In November, California voted yes on Proposition 64 allowing everyone older than 21 to grow up to six marijuana plants in their home. However, growing marijuana plants indoors has many variables, and can be a complicated process to learn.
In an effort to make growing a possibility for everyone, five Cal Poly students are creating a device that streamlines the growing process and educates the user on how to grow effectively.
Business administration junior Andrew Kamegawa, along with business administration sophomore Rees Bayba, business administration freshman Lysander Mahilum, computer science junior Alexa Drenick and industrial technology senior Kevin Yae, developed an automated growing system they named Grow Nodes.
The device is paired with an app that lets the user know when to care for the plant.
“The app provides you with the educational experience and the instant connection to stats,” Kamegawa said. “The node — the actual hardware — has automated controls that automatically water your plant, control the lights and all that.”
The app starts off with video tutorials about how to set up Grow Nodes and the plant. The app notifies users when the plant needs to be taken care of, such as pruning and refilling the water, nutrients, and pH dose. Each step comes with video tutorials to ensure proper care of the plant.
Yea handles the software side of Grow Nodes and said the technology involved in Grow Nodes is fairly new which presents some challenges.

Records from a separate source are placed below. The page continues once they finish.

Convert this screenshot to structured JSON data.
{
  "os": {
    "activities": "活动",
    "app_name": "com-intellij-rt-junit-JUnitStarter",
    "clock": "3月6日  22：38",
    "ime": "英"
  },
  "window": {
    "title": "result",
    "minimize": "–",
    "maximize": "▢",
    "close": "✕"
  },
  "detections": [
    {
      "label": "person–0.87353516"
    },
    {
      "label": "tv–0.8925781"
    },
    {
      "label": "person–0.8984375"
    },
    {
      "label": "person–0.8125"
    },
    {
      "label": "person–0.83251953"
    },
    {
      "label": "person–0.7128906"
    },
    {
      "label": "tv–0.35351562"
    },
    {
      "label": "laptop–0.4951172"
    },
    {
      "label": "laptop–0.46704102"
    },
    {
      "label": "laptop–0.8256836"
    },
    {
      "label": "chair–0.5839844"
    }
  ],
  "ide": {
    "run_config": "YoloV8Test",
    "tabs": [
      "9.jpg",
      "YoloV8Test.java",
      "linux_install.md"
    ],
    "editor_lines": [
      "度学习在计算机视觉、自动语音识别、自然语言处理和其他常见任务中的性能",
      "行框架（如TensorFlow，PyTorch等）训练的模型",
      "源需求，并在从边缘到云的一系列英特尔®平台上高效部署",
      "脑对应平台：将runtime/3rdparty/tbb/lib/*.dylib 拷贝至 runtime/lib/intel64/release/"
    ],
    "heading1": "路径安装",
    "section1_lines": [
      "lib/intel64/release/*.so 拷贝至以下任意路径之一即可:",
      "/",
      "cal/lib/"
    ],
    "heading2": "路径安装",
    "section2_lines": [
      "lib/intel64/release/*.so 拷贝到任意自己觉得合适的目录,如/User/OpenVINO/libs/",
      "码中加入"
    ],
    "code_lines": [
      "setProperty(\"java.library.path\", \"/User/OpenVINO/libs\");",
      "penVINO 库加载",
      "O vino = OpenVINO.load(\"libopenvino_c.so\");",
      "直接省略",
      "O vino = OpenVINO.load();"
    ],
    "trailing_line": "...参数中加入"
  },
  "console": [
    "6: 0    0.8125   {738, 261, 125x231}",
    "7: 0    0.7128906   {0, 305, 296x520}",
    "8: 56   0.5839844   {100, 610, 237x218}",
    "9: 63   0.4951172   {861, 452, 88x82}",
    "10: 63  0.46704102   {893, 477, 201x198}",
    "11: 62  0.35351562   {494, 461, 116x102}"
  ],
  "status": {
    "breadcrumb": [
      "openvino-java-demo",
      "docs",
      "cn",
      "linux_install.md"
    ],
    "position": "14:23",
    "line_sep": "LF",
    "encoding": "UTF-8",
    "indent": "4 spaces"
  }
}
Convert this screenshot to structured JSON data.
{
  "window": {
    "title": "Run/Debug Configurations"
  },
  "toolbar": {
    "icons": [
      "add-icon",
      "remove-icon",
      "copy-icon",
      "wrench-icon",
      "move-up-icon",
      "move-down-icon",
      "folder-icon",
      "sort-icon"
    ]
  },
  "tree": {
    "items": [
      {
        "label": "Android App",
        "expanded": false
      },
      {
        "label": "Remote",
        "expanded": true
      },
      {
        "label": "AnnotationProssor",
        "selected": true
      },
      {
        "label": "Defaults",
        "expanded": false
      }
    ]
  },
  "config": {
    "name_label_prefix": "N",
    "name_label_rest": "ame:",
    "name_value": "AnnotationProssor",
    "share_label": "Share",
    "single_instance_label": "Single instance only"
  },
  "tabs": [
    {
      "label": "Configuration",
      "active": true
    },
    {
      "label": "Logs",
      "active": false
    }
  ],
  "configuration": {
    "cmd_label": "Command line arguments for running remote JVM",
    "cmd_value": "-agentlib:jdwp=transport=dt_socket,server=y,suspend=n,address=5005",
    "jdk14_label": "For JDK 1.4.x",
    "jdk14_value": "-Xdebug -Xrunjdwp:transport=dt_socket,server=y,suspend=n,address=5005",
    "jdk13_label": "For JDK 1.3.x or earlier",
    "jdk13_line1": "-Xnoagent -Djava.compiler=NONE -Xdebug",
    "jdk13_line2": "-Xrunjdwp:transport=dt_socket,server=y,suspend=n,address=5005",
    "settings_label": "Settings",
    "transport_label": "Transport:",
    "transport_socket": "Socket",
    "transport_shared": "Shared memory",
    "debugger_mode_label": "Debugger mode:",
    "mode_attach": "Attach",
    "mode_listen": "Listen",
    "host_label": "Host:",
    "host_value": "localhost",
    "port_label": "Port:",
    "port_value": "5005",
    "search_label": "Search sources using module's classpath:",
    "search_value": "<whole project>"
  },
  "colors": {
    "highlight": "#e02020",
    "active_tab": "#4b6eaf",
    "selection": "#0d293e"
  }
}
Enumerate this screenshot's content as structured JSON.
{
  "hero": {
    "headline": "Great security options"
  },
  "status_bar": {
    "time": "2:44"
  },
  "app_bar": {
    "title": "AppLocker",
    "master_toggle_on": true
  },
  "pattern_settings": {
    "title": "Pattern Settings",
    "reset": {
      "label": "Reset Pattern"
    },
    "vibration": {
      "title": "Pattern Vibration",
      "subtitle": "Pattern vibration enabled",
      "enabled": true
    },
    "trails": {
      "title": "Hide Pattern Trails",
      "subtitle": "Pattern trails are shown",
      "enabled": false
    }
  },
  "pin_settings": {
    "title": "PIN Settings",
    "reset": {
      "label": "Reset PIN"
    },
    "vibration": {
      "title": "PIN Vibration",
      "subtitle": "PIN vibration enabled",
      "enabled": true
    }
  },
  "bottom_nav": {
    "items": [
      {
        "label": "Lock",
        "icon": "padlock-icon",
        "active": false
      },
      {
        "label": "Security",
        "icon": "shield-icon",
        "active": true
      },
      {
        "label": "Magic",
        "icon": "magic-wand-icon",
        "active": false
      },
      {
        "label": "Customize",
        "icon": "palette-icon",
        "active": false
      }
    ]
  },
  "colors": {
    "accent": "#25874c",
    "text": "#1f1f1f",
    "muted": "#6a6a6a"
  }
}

“A lot of things there’s no established procedures for,” said Yea. “You kind of have to see what the other cutting-edge companies are doing and kind of copy them.”
Kamegawa said he hopes to break down some of the barriers to growing indoors by making it as automated as possible and prevent common mistakes like overwatering and not having enough light.
“You don’t have to know how to grow before you grow,” Kamegawa said.
Grow Nodes is not only a unique product, but, according to Kamegawa, their outreach efforts also make this product stand out.
“We’re planning on documenting our grow process this summer,” Kamegawa said. “We’re letting the customers know that we have them in mind more than ourselves.”
Currently, the team is on their third iteration of Grow Nodes. But because it takes about three months for a plant to grow and yield, progress is sometimes slow.
“We’re going to be working on development over summer and beta testing will go on until next December,” Kamegawa said. “Hopefully it will be available next summer for purchase.”
Kamegawa and Yea both plan to continue their work on Grow Nodes after graduation.
“Our vision is to be able to get our product designed and be able to test it with at least 50 people,” said Yea. “Since we have data and sensors that we can monitor remotely, we can keep improving our product as more people buy them and use them.”